There are as many different ways to take a vacation as there are vacationers. Some like to get to a destination and then stay put. Others like to take in all they can and save the relaxing for when they get back home. Chuck and I are happiest when we get off the beaten path, move at a relaxed pace and forage from whatever we find along the way.
In the fall, we had decided to take a get away with no destination in mind. We just pulled out of the driveway with the camping gear in tow and headed north. Why north? Well, primarily because this is a direction many born-and-raised Californians just never go, unless they are on a bee-line to Lake Tahoe. They act as though the state ends once you arrive in San Francisco and Napa wine country; as if the Oregon border is just a short drive away. And, since San Francisco lies geographically just a little over halfway up the California coast, that pretty much makes half the state of California off-the-beaten path territory!
This is a post about one little treasure – the Häagen Dazs Honey Bee Haven – that we stumbled upon off the main campus at the University of California at Davis.
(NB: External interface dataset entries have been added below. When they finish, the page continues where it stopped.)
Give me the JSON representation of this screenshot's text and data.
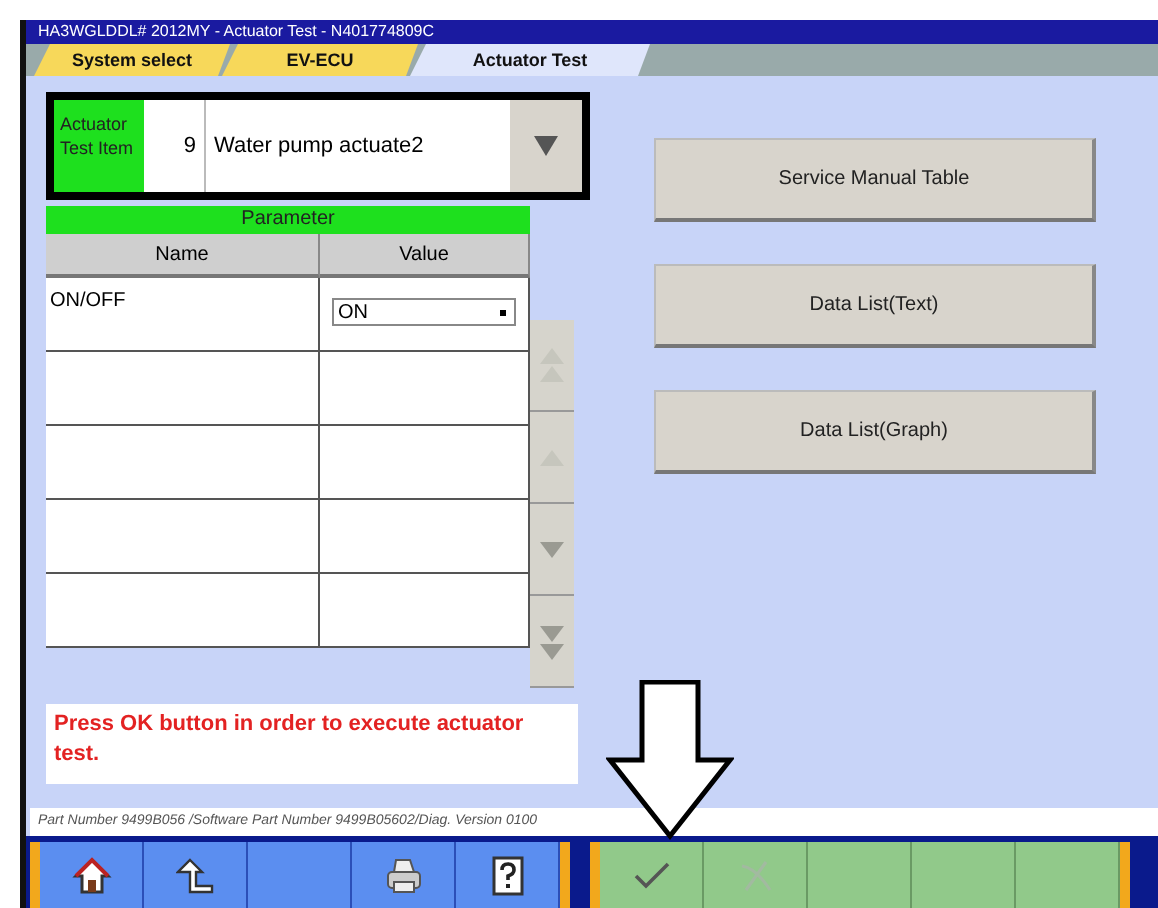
{
  "window": {
    "title": "HA3WGLDDL# 2012MY  -  Actuator Test  -  N401774809C"
  },
  "tabs": [
    {
      "label": "System select",
      "selected": false
    },
    {
      "label": "EV-ECU",
      "selected": false
    },
    {
      "label": "Actuator Test",
      "selected": true
    }
  ],
  "actuator_item": {
    "label": "Actuator Test Item",
    "number": "9",
    "name": "Water pump actuate2"
  },
  "parameter_table": {
    "title": "Parameter",
    "columns": [
      "Name",
      "Value"
    ],
    "rows": [
      {
        "name": "ON/OFF",
        "value": "ON"
      }
    ],
    "scroll_buttons": [
      {
        "kind": "top",
        "disabled": true
      },
      {
        "kind": "up",
        "disabled": true
      },
      {
        "kind": "down",
        "disabled": false
      },
      {
        "kind": "bottom",
        "disabled": false
      }
    ]
  },
  "message": "Press OK button in order to execute actuator test.",
  "side_buttons": [
    "Service Manual Table",
    "Data List(Text)",
    "Data List(Graph)"
  ],
  "part_number": "Part Number 9499B056  /Software Part Number 9499B05602/Diag.  Version 0100",
  "toolbar_left": [
    {
      "kind": "home"
    },
    {
      "kind": "back"
    },
    {
      "kind": "blank"
    },
    {
      "kind": "print"
    },
    {
      "kind": "help"
    }
  ],
  "toolbar_right": [
    {
      "kind": "ok",
      "disabled": false
    },
    {
      "kind": "cancel",
      "disabled": true
    },
    {
      "kind": "blank"
    },
    {
      "kind": "blank"
    },
    {
      "kind": "blank"
    }
  ]
}
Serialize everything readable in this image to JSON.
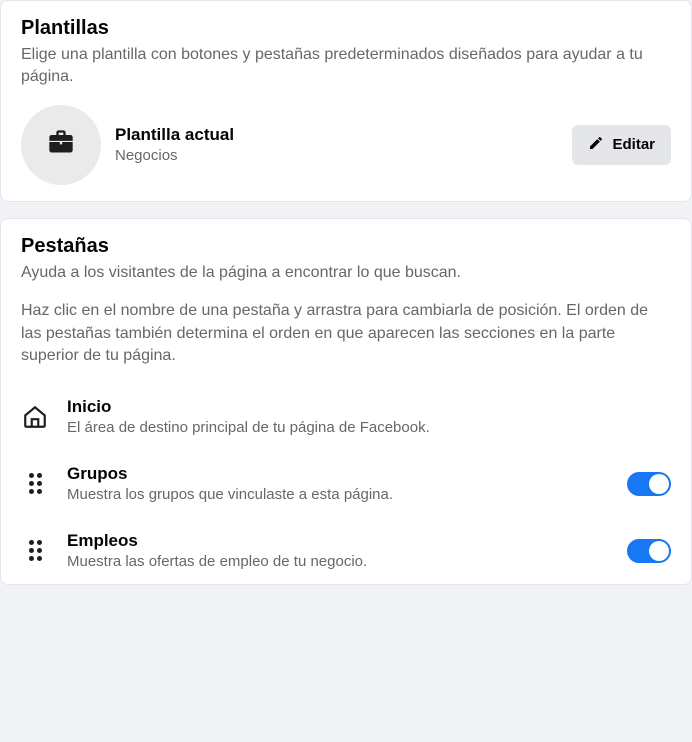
{
  "templates_card": {
    "title": "Plantillas",
    "subtitle": "Elige una plantilla con botones y pestañas predeterminados diseñados para ayudar a tu página.",
    "current_template_label": "Plantilla actual",
    "current_template_type": "Negocios",
    "edit_label": "Editar"
  },
  "tabs_card": {
    "title": "Pestañas",
    "subtitle": "Ayuda a los visitantes de la página a encontrar lo que buscan.",
    "hint": "Haz clic en el nombre de una pestaña y arrastra para cambiarla de posición. El orden de las pestañas también determina el orden en que aparecen las secciones en la parte superior de tu página.",
    "items": [
      {
        "title": "Inicio",
        "description": "El área de destino principal de tu página de Facebook."
      },
      {
        "title": "Grupos",
        "description": "Muestra los grupos que vinculaste a esta página."
      },
      {
        "title": "Empleos",
        "description": "Muestra las ofertas de empleo de tu negocio."
      }
    ]
  }
}
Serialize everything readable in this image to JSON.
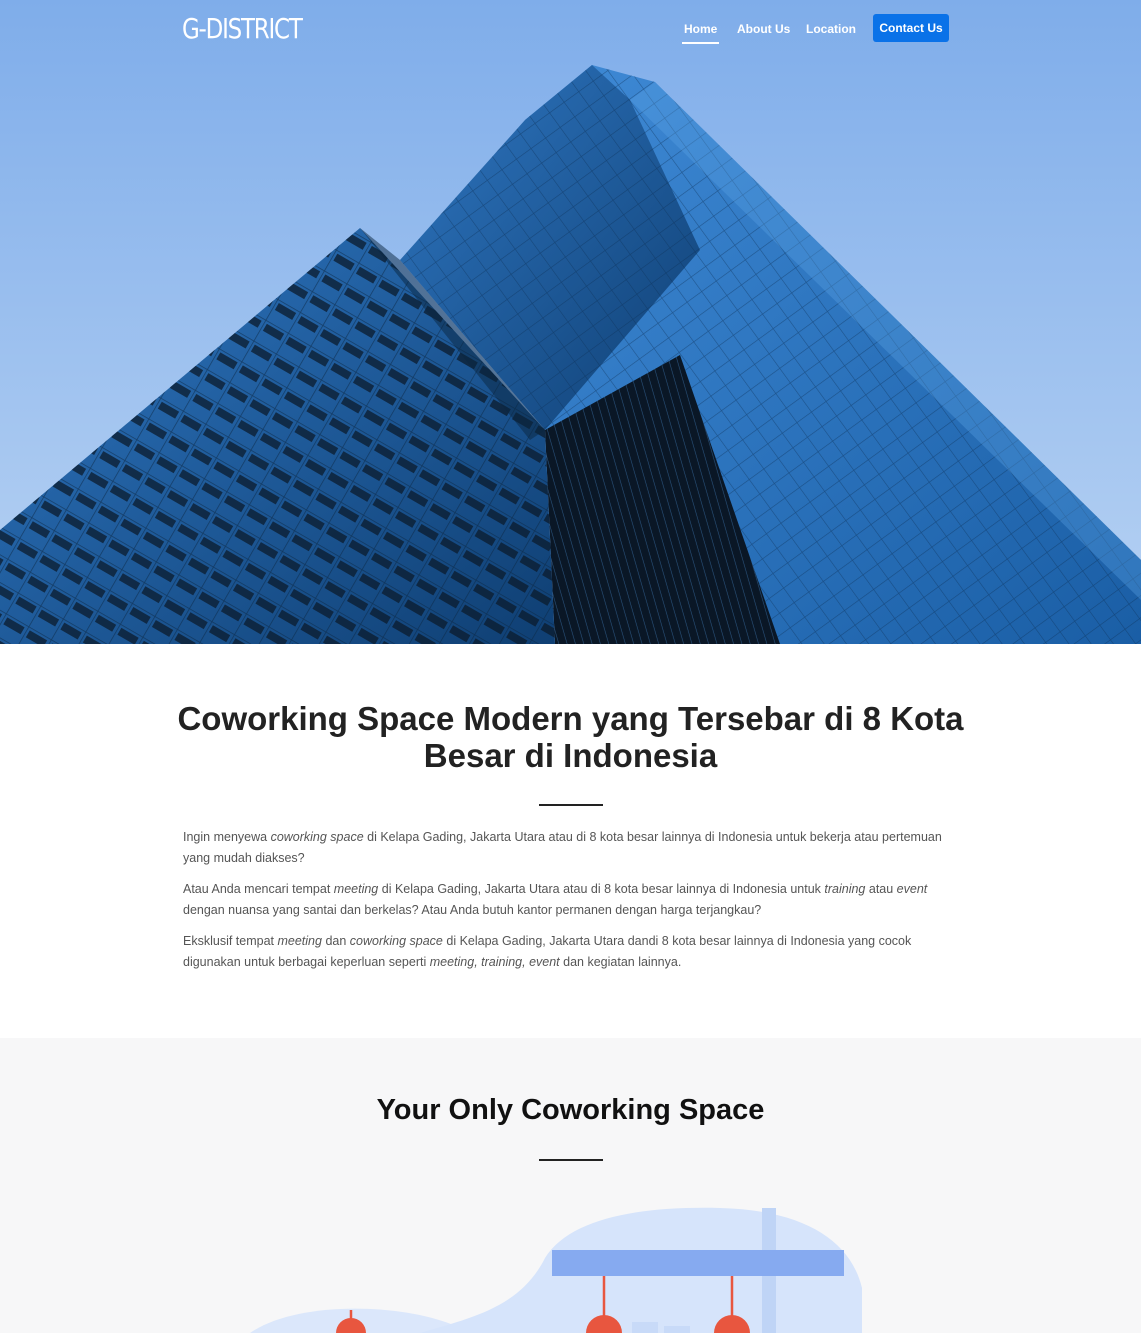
{
  "brand": {
    "logo_text": "G-DISTRICT"
  },
  "nav": {
    "items": [
      {
        "label": "Home",
        "active": true
      },
      {
        "label": "About Us"
      },
      {
        "label": "Location"
      }
    ],
    "cta_label": "Contact Us"
  },
  "intro": {
    "title": "Coworking Space Modern yang Tersebar di 8 Kota Besar di Indonesia",
    "paragraphs": [
      [
        "Ingin menyewa ",
        {
          "em": "coworking space"
        },
        " di Kelapa Gading, Jakarta Utara atau di 8 kota besar lainnya di Indonesia untuk bekerja atau pertemuan yang mudah diakses?"
      ],
      [
        "Atau Anda mencari tempat ",
        {
          "em": "meeting"
        },
        " di Kelapa Gading, Jakarta Utara atau di 8 kota besar lainnya di Indonesia untuk ",
        {
          "em": "training"
        },
        " atau ",
        {
          "em": "event"
        },
        " dengan nuansa yang santai dan berkelas? Atau Anda butuh kantor permanen dengan harga terjangkau?"
      ],
      [
        "Eksklusif tempat ",
        {
          "em": "meeting"
        },
        " dan ",
        {
          "em": "coworking space"
        },
        " di Kelapa Gading, Jakarta Utara dandi 8 kota besar lainnya di Indonesia yang cocok digunakan untuk berbagai keperluan seperti ",
        {
          "em": "meeting, training, event"
        },
        " dan kegiatan lainnya."
      ]
    ]
  },
  "section2": {
    "title": "Your Only Coworking Space"
  },
  "colors": {
    "accent": "#0a72e8",
    "sky": "#8fb8ea",
    "glass": "#1d5e9e",
    "section_bg": "#f7f7f8",
    "lamp": "#e8563f"
  }
}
After a short drive down a rural road, we arrived at the Department of Entomology grounds of the Harry H. Laidlaw Jr. Honey Bee Research Facility on Bee Biology Road. There we found a half-acre bee-friendly and visitor-friendly garden filled with beauty, education, bees and ceramic art! What a jackpot!
Upon first entering the garden, we were greeted by artist Donna Billick’s “Miss Bee Haven,” a six-foot-long ceramic mosaic honey bee sculpture. With a name like ‘Miss Bee Haven’, it should come as no surprise that the sculpture is an accurate (except for its giant size) representation of a worker bee.
We followed the path of a numbered, self-guided tour that took us past wonderful plantings of bee-friendly plants with signs and displays interspersed that taught us about the amazing bees, their plight, and how we can all help. As bee keepers ourselves, we found it to be a fantastic demonstration garden as well as a year-round food source for the six million bees that forage from the 110 hives at the nearby Laidlaw facility.
Along the path, we also passed several more ceramic bee art installations created by Donna Billick and students from the entomology programs over the years that beautifully demonstrate the life of a honey bee. One structure entitled ‘Life in the Hive’ depicts the life cycle of the worker bees, queen bee, and drones in great accuracy right down to a depiction of a waggle dance! Two other ceramic mosaic planters showcase honey bees, bee-friendly gardening and alternative pollinators such as butterflies and other varieties of bees. There are even ceramic displays showing people who were deathly afraid of bees who then developed an appreciation for the honey bee after a little bit of education.
By now you may be wondering why the garden bears Häagen Dazs in its name. What does an ice cream manufacturer have to do with a garden filled with bee-friendly plants, honey bees and ceramic art?
Well, back in 2008, Häagen-Dazs got involved in the plight of the honey bee. With so many of the world’s ice cream ingredients dependent on the honey bee for pollination, they recognized it was in their best interest to be part of a solution when the bees started to struggle. They made a generous donation to UC Davis and the entomologists working to address these issues and, in the fall of 2009, the Haven was planted.
Next time you are in the Davis, California area, take an hour or so to visit the Haven. It is open from dawn to dusk. Admission is free. But the insight you will take away from a lovely stroll through the garden will be priceless.
It’s all about the bees, the garden and the art.